• Moonda: Ban the vuvuzela
• Jordaan won't rule out ban

Nothing has generated more controversy at the World Cup so far than vuvuzelas. Supporters claim they form an integral part of African culture and this is, after all, Africa's World Cup.

Critics respond that they drown out all the usual sounds associated with football - the oohs and aahs, the singing and chanting - and are detrimental to the game.

For 24 hours, World Cup CEO Danny Jordaan, the public face of the tournament, had the world thinking we might have seen the last of the horn-like instruments and their constant piercing din resembling an angry swarm of wasps.
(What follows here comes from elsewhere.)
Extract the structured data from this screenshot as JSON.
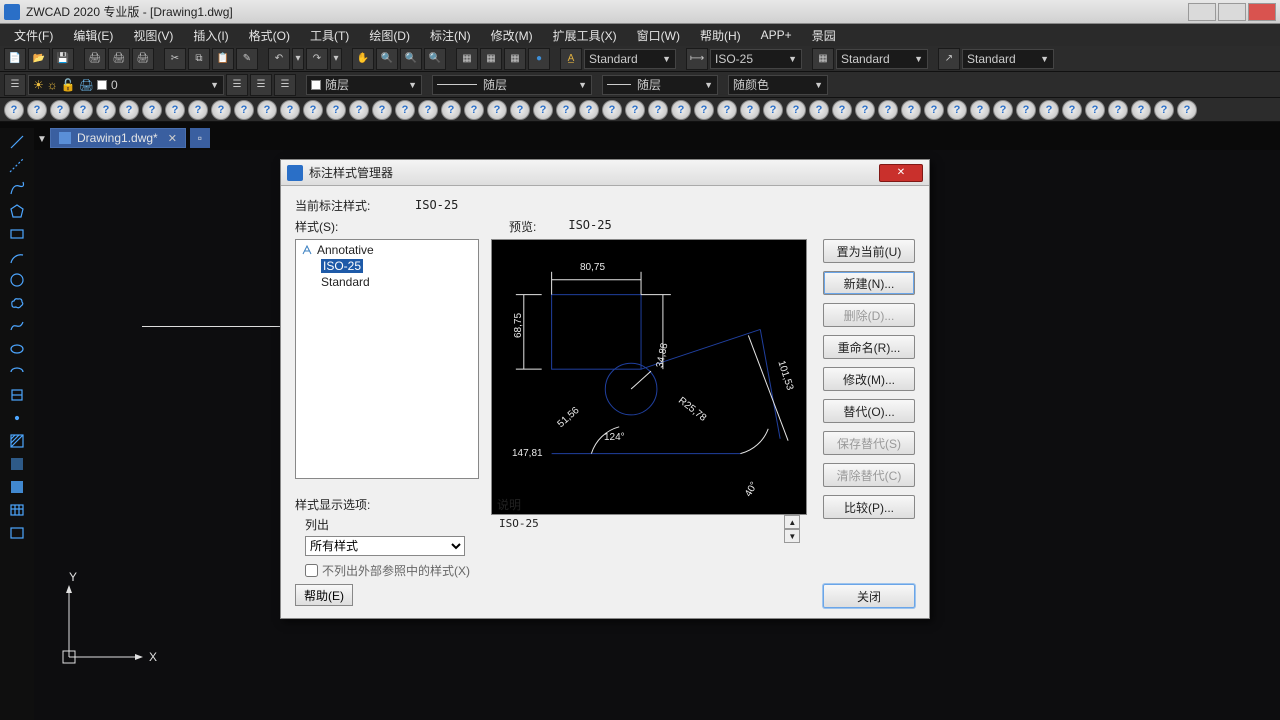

Jordaan, when asked in an interview if he would get rid of them, answered: "If there are grounds to do so, yes. We did say that if any land on the pitch in anger we will take action."

French skipper Patrice Evra has already blamed the noise generated by the vuvuzelas for his side's poor showing in their opening group game against Uruguay, which finished goalless.

"We can't sleep at night and we can't hear one another out on the pitch," said the Manchester United full back.

Commentators and broadcasters have complained they can't hear themselves speak and Jordaan conceded that he would ideally prefer the kind of singing associated with games in Europe and with South Africa's struggle against apartheid.

As long ago as this time last year, Spanish hotshot Fernando Torres complained about vuvuzelas at the Confederations Cup and Jordaan's comments were viewed in some quarters as a timely death knell for the things. Not so. Just the opposite in fact according to organising committee spokesman Rich Mkhonda.

Putting the record straight, he stressed on Monday that Jordaan's quotes were conditional upon vuvuzelas being used for any other purpose than blowing. "They characterise this World Cup, just like other World Cups like in Mexico had their own way of celebrating," Mkhonda said. "Vuvuzelas are here to stay and will never be banned. Their history is ingrained in the history of South Africa."

Yes, but what about the 80-year history of the tournament? Don't the majority of teams, non-African countries who have played in the World Cup for decades, deserve better treatment, let alone the billions of armchair fans watching on television?

Again Mkhonda refused to yield. "If you go back in history, vuvuzelas emanate from the horns used by our forefathers to call meetings. It's a way for fans to express themselves, and not just football fans. rugby fans embraced the vuvuzela at the recent Super 14 and I wouldn't be at all surprised if they are used in cricket in the future."

You must be joking. The prospect of a five-day Test match being accompanied by the screeching din of vuvuzelas is too far-fetched to contemplate. Mkhonda insists they are no longer a domestic phenomenon, however, pointing to the thousands of Dutch and Danish fans blowing their horns in Johannesburg on Monday. "We don't believe people are losing out in terms of other expressions of support. Besides, let's not make the vuvuzela a purely South African instrument any more. People buy them and stuff them in their suitcases to take home. The debate will never end. You either love them or hate them - and we love them."